It was one of several instances forcing leaders to change the schedule.

Starting in March, House and Senate leaders delayed bringing back members for several weeks in light of public health guidelines recommending social distancing.

The Senate returned in May, but the much larger House still stayed mostly away under the advice of Dr. Monahan. That same month, the House approved historic rule changes to allow remote voting and hearings.

The initial rash of cases began March 8, when two Republican lawmakers, Sen. Ted Cruz of Texas and Rep. Paul Gosar of Arizona, were the first members of Congress to announce self-quarantines. Both attended the Conservative Political Action Conference in National Harbor, Md., where another guest fell ill.

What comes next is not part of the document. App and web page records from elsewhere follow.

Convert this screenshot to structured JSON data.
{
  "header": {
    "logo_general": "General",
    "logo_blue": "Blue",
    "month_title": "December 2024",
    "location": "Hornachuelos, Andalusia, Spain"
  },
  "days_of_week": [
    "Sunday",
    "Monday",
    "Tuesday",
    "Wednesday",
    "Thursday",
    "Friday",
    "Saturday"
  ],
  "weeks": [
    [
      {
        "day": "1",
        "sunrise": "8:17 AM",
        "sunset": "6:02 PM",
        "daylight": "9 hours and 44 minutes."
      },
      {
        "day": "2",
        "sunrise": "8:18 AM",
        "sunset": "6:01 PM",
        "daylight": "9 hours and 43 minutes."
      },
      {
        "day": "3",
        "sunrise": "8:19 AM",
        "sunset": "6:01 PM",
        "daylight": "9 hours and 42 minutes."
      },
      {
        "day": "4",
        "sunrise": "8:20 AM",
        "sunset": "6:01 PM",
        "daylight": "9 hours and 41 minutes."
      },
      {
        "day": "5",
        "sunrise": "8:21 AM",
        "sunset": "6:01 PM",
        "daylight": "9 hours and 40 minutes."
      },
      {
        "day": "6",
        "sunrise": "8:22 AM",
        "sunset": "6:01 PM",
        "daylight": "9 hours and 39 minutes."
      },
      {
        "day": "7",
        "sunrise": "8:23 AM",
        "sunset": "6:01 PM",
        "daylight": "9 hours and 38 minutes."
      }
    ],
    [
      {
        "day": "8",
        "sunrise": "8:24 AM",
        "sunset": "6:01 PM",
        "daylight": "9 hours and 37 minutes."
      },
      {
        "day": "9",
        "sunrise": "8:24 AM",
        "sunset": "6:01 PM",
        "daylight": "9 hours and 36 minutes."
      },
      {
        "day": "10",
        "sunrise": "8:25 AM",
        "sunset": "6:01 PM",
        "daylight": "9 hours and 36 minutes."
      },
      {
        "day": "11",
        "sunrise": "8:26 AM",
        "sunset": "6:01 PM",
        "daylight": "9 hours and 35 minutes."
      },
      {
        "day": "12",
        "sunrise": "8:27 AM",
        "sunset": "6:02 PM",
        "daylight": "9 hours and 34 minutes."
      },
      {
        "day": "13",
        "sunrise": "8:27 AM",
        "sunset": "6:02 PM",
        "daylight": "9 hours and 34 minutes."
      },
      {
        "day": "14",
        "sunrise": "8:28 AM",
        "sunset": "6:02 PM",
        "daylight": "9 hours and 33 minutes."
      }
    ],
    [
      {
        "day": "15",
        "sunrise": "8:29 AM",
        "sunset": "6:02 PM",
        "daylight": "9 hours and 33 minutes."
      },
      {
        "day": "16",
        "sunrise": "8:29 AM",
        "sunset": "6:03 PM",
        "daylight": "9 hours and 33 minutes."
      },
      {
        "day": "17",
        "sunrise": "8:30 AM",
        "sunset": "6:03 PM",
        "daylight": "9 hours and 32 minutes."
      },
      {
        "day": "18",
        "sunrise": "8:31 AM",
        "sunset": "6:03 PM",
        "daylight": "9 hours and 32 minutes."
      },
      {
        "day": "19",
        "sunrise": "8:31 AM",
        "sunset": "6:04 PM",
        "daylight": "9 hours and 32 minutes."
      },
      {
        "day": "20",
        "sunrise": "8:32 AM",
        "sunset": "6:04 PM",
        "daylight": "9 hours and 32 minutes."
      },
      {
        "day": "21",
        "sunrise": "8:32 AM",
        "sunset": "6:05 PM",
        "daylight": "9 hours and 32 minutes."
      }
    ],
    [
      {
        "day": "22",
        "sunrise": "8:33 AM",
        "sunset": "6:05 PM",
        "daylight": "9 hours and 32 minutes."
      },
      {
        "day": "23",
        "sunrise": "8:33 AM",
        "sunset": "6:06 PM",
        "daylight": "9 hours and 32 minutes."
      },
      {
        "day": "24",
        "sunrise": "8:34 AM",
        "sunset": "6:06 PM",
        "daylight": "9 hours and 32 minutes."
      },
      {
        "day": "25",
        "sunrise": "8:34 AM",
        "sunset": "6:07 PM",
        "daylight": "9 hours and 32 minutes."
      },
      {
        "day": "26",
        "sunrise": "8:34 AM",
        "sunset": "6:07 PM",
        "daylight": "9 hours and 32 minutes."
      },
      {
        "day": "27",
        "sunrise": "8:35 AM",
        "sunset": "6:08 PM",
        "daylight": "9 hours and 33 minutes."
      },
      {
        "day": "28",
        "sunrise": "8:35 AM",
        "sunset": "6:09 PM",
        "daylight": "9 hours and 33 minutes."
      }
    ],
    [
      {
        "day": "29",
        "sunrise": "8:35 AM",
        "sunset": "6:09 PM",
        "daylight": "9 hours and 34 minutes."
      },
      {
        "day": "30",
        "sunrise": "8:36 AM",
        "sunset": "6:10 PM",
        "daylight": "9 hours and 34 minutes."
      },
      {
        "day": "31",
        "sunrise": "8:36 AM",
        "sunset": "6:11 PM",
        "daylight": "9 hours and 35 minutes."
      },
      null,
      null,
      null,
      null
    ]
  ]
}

The following week, the first two members of Congress said they tested positive for the coronavirus illness. Republican Rep. Mario Diaz-Balart of Florida and Democratic Rep. Ben McAdams of Utah both said they developed symptoms after a March 14 vote on a coronavirus relief package.

By this summer, dozens of Capitol workers reported a positive test or were presumed so, and Gary Tibbetts, a longtime staffer for Republican Rep. Vern Buchanan of Florida, died from COVID-19 on July 24.

Some lawmakers have taken antibody tests to see if they were previously ill. Among them, Democratic Sens. Tim Kaine of Virginia and Bob Casey of Pennsylvania both said they tested positive months after experiencing symptoms in the spring.

To stem the flow of new cases, both chambers early on issued new social distancing guidance. Also, the U.S. Capitol closed to public tours and open only to members, staff, press and official business visitors, and aside from the Jan. breach by pro-Trump extremists, has remained so.

In late July, House Speaker Nancy Pelosi also issued a new mask mandate after Texas GOP Rep. Louie Gohmert, who often rejected mask protocols, tested positive. Gohmert had attended several hearings a day earlier and returned to the Capitol following a White House screening that caught his infection.

Gohmert's case triggered quarantines for five House members, including Arizona Democratic Rep. Raúl Grijalva. Days later, Grijalva tested positive, but fully recovered symptom free. Now, members can be forcibly removed by Capitol Police if they are not wearing masks.

This story was originally published on April 15, 2020.

Copyright 2021 NPR. To see more, visit